→ ASSIGNMENT
Print the records exactly as given.

──────── GIVEN RECORDS

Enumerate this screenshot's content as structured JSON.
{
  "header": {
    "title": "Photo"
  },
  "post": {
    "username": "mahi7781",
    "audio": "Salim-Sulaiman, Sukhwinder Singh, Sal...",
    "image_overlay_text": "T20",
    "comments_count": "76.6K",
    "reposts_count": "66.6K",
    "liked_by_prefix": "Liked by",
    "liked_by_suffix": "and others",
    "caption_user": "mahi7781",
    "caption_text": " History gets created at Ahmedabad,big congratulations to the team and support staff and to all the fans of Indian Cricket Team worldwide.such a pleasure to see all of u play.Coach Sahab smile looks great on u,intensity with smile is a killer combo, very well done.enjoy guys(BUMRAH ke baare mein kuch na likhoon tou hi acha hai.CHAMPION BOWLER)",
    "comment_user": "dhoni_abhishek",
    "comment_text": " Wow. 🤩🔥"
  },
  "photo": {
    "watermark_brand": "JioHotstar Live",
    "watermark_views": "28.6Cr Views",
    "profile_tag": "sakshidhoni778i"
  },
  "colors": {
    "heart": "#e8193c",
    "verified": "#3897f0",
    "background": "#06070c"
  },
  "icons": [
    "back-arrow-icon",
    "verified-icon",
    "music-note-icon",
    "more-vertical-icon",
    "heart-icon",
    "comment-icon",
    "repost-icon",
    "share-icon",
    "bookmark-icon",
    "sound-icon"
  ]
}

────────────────

→ ANSWER
Enumerate this screenshot's content as structured JSON.
{
  "header": {
    "title": "Photo"
  },
  "post": {
    "username": "mahi7781",
    "audio": "Salim-Sulaiman, Sukhwinder Singh, Sal...",
    "image_overlay_text": "T20",
    "comments_count": "76.6K",
    "reposts_count": "66.6K",
    "liked_by_prefix": "Liked by",
    "liked_by_suffix": "and others",
    "caption_user": "mahi7781",
    "caption_text": " History gets created at Ahmedabad,big congratulations to the team and support staff and to all the fans of Indian Cricket Team worldwide.such a pleasure to see all of u play.Coach Sahab smile looks great on u,intensity with smile is a killer combo, very well done.enjoy guys(BUMRAH ke baare mein kuch na likhoon tou hi acha hai.CHAMPION BOWLER)",
    "comment_user": "dhoni_abhishek",
    "comment_text": " Wow. 🤩🔥"
  },
  "photo": {
    "watermark_brand": "JioHotstar Live",
    "watermark_views": "28.6Cr Views",
    "profile_tag": "sakshidhoni778i"
  },
  "colors": {
    "heart": "#e8193c",
    "verified": "#3897f0",
    "background": "#06070c"
  },
  "icons": [
    "back-arrow-icon",
    "verified-icon",
    "music-note-icon",
    "more-vertical-icon",
    "heart-icon",
    "comment-icon",
    "repost-icon",
    "share-icon",
    "bookmark-icon",
    "sound-icon"
  ]
}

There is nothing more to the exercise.